But college Principal Maureen Strudwick said she was proud of the achievements over the past few years and the improvement that has been made.
And she blasted the introduction of the government’s new English Baccalaureate measure, which wants students to achieve A* to C grades in academic-only subjects.
The Baccalaureate, which was introduced without warning when the league tables were published last week, includes maths, English, either geography or history, a modern language (but lists classical Greek and Latin as two of those accepted) and science.
However, Mrs Strudwick said this new ‘goal post’ would not deter her school, which would continue to offer courses in a wide range of vocational subjects.
“Our curriculum was rated as good following an Ofsted inspection in September, it would probably be judged differently now.
“But we pride ourselves on offering courses that are appropriate for every child. We are committed to provide courses that encourage and motivate.
“People work very, very hard here to provide a curriculum with a wide range of courses and that will not change.
“We have got children who will do the English Baccalaureate but it is not suitable for every child.
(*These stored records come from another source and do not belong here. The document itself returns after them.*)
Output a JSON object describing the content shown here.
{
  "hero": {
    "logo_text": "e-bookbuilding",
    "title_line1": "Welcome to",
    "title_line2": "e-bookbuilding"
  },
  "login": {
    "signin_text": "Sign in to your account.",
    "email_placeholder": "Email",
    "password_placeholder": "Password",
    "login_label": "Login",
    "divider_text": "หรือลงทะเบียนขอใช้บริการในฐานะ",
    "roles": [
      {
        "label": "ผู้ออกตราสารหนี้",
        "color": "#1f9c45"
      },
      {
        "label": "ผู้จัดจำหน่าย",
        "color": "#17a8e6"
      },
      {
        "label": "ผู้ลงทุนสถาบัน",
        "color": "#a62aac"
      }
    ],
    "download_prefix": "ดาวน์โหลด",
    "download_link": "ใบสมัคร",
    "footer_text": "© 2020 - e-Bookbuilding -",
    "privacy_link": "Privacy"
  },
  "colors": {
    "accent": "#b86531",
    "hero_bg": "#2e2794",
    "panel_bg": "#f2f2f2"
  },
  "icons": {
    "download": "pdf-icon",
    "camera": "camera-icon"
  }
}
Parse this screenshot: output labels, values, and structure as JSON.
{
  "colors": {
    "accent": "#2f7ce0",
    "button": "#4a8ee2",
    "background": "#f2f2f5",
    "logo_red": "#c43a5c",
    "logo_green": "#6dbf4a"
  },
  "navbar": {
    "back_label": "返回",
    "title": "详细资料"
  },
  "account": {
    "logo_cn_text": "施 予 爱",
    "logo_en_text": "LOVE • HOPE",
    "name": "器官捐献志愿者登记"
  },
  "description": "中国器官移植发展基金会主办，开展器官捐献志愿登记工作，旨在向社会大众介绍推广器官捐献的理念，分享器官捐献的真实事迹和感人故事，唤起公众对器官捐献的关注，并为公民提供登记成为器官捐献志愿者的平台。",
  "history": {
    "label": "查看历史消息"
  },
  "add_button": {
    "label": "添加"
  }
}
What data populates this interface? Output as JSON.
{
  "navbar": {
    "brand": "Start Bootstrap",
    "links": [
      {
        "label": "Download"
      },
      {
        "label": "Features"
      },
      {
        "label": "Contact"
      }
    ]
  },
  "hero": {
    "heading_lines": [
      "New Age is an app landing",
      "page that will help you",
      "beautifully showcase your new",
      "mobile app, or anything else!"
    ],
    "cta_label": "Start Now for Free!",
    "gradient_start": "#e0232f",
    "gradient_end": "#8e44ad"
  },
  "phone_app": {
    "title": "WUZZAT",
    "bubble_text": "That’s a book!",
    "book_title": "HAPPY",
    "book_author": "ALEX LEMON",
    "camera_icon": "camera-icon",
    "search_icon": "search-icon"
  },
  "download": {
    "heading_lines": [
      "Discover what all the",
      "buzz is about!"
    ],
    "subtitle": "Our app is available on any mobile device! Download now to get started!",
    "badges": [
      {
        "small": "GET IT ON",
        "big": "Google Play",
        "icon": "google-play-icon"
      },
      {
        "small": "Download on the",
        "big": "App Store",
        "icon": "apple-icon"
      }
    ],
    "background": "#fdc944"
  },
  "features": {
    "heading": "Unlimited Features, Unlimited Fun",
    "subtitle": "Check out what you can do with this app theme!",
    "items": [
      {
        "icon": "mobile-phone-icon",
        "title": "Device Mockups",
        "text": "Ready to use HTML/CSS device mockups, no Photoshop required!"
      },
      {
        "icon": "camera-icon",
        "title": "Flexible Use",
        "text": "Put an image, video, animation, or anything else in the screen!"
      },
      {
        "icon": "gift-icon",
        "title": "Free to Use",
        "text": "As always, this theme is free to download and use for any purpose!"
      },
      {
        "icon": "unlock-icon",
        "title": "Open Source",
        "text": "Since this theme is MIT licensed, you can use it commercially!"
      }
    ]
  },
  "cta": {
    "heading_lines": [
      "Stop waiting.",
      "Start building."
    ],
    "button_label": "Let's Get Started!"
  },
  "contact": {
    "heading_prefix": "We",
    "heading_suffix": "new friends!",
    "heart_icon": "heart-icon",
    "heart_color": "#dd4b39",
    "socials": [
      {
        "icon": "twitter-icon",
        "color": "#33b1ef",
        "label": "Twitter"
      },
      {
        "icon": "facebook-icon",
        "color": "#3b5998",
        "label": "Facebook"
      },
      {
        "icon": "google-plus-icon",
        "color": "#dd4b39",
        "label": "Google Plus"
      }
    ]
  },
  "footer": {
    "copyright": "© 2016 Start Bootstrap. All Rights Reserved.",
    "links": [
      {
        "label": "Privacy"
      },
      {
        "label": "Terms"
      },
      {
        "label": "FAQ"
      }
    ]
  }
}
People learn in different ways and for many the best way is through practical type vocational courses and I’m angry the government is trying to undermine these,” she said.
And she refused to worry about the fact her school has failed to hit the government’s target of 35 per cent of pupils achieving five GCSEs at A* to C grades including maths and English.
Schools below that level - which was raised from 30 per cent by the coalition government - are considered to be under-performing and could face being closed or taken over.
Only 27 per cent of Year 11 pupils at Thomas Clarkson met this target, but this was up two per cent on the previous year.
“Some might say I’m burying my head in the sand, but I refuse to worry. We are making improvements but it takes a long while to turn a big ship around. We can improve and we will but it is not going to happen overnight.
“We will continue to do what we are doing - there are no magic wands out there to get this school into the position the government wants it to be in - it is going to take time but we are moving in the right direction,” said Mrs Strudwick.
Tim Hitch, Principal at March Neale-Wade Community College said the Baccalaureate was a step back in time to the former grammar school system.
And stated it would not change the way the Neale-Wade caters for its pupils.
He said the school’s curriculum offers students a choice.
They can follow the more academic English Baccalaureate route or they can choose from a wide range of vocational courses.
And Mr Hitch said there would be no changes to the vocational and Btech courses offered in a bid to look good in the league tables as he believes these provide a valuable choice.
“It is important that we consider the individuals’ aims and ambitions and provide the right qualifications for them to achieve.
“The Baccalaureate is only one value and is not necessarily suitable for every child. It is important that our syllabus offers a wide range of options to ensure students are as successful as they can be - successful children equals happy children,” said Mr Hitch.
A total of 15 per cent of Neale-Wade students achieved the English Baccalaureate in their exams last year - the highest percentage for a state school in Fenland.
Mr Hitch said he was ‘chuffed’ with the school’s performance, which has steadily improved over the past few years.
In 2007 the school had only 33 per cent of pupils achieving five A* to C grades including maths and English, last year it had risen to 43 per cent and it was up again this year to 52 per cent.
“Our staff and pupils have worked hard to improve and we will continue to work hard to improve even further in the future,” added Mr Hitch.
Wisbech Grammar School had 36 per cent of its pupils achieve the Baccalaureate. But the Grammar School was also the only Fenland school to see the percentage of its pupils achieving five A* to C grades including maths and English fall.
The Grammar School had 93 per cent of pupils hit this target last summer - the lowest percentage it has achieved since 2007 - and down by six per cent on 2009.
Long Sutton’s Peele Community College was the most improved when it came to the five GCSEs at A* to C including maths and English with 58 per cent of its Year 11 pupils achieving this standard.
But none of its pupils achieved the English Baccalaureate.
The Peele School also boasted the best percentage - 89 per cent - of its pupils making expected progress between Key Stage 2 and Key Stage 4.